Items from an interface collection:
───

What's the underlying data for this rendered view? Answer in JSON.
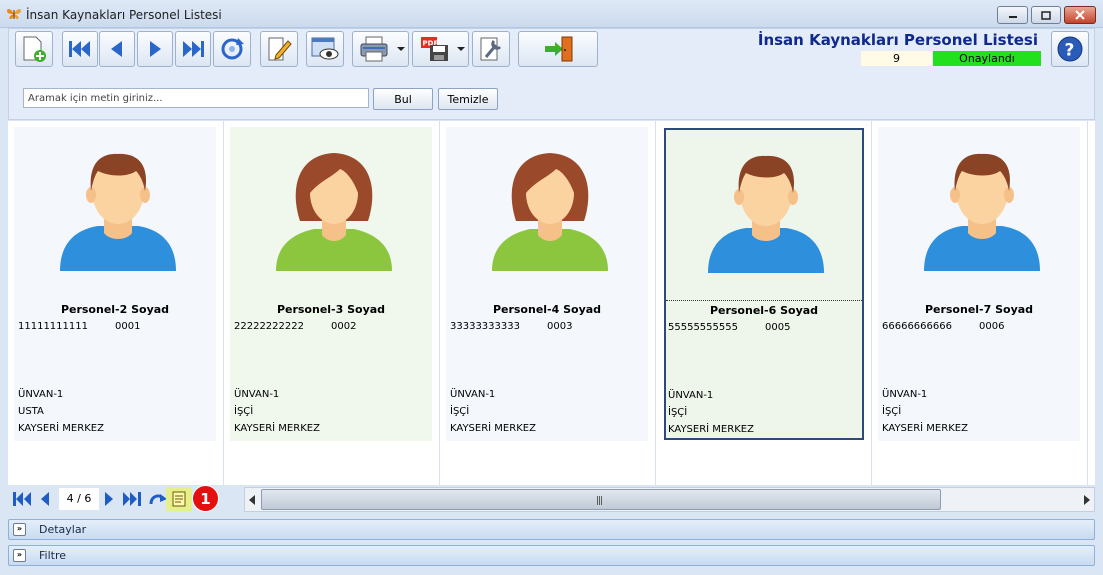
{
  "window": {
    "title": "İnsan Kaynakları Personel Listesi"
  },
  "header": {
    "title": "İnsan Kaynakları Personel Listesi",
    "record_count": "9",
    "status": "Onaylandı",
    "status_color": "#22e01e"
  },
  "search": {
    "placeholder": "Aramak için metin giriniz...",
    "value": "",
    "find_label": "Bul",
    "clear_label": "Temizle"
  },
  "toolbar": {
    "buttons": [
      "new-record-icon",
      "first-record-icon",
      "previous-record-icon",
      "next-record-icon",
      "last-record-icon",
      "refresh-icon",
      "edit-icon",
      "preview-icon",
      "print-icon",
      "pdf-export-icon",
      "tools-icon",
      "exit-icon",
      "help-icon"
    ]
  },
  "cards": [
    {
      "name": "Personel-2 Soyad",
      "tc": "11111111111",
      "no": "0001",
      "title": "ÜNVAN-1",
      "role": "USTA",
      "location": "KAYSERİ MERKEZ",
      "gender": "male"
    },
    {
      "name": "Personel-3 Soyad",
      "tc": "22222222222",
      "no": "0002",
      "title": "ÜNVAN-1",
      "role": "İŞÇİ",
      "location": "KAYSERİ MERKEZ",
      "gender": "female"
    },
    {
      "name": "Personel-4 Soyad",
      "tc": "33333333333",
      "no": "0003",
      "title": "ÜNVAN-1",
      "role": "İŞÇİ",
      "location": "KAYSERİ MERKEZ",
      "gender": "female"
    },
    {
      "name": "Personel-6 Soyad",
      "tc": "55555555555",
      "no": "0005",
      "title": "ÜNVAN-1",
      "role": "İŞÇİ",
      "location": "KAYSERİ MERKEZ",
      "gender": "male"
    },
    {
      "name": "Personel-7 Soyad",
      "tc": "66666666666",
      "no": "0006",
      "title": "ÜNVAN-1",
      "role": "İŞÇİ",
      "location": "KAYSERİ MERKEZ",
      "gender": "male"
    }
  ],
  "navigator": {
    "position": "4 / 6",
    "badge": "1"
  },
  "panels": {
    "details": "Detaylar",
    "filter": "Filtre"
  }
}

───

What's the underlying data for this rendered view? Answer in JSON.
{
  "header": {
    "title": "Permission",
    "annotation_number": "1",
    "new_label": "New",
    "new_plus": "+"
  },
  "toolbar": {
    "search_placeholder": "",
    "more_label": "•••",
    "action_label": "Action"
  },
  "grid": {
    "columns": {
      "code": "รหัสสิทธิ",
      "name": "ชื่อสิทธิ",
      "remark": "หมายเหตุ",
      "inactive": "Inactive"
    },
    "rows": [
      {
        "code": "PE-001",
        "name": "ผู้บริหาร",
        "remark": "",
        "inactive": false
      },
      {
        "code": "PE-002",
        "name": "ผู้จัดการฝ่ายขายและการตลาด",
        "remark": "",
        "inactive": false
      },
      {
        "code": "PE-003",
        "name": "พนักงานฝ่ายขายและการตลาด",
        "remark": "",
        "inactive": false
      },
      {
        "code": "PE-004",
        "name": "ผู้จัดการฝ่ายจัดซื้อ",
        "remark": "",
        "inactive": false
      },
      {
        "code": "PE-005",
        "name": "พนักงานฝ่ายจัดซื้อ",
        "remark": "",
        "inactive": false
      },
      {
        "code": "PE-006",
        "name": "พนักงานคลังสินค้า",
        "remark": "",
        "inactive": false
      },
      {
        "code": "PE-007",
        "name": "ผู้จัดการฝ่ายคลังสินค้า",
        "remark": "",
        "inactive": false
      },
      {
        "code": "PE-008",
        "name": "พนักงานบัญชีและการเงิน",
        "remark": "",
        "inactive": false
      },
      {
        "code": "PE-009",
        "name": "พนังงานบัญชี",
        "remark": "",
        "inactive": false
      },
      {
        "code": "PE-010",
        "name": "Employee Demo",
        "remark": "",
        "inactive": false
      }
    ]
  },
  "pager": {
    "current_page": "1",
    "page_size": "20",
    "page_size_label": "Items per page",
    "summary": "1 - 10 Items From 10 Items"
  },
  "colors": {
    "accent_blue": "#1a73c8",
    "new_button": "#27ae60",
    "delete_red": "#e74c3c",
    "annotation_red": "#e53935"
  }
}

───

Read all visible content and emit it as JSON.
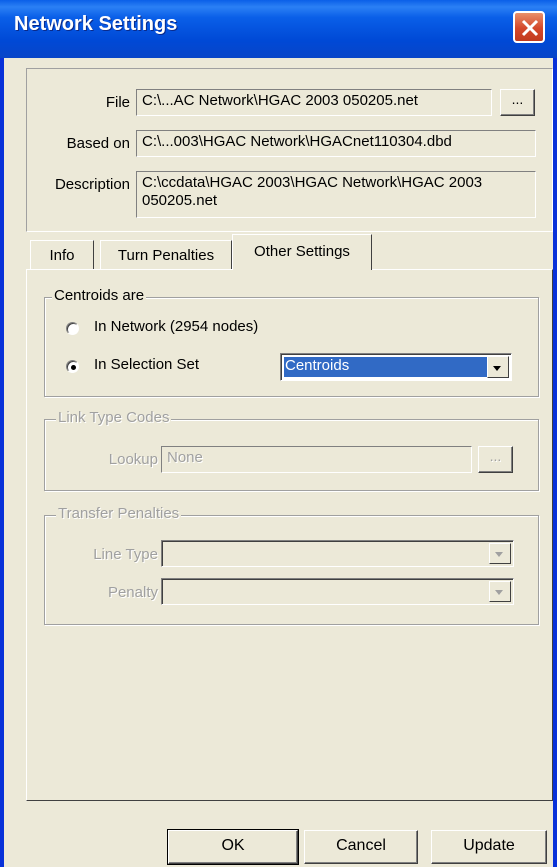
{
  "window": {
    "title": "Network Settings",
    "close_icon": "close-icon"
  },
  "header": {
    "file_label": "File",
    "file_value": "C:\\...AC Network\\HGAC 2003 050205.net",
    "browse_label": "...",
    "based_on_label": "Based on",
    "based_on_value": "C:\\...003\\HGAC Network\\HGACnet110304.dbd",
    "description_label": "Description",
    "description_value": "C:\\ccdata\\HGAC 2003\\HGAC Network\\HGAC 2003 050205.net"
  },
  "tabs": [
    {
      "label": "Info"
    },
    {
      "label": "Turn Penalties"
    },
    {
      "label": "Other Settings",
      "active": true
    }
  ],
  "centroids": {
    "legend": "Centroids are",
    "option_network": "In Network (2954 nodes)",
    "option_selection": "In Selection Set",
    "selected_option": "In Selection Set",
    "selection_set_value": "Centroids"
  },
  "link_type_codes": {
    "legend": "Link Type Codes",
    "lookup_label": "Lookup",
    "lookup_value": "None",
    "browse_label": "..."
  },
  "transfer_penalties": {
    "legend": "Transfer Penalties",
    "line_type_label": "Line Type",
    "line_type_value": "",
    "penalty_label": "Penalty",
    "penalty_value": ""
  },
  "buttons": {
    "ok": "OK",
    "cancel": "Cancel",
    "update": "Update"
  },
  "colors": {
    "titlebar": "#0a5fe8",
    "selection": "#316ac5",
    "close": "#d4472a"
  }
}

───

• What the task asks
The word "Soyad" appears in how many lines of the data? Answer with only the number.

• Exercise answer
5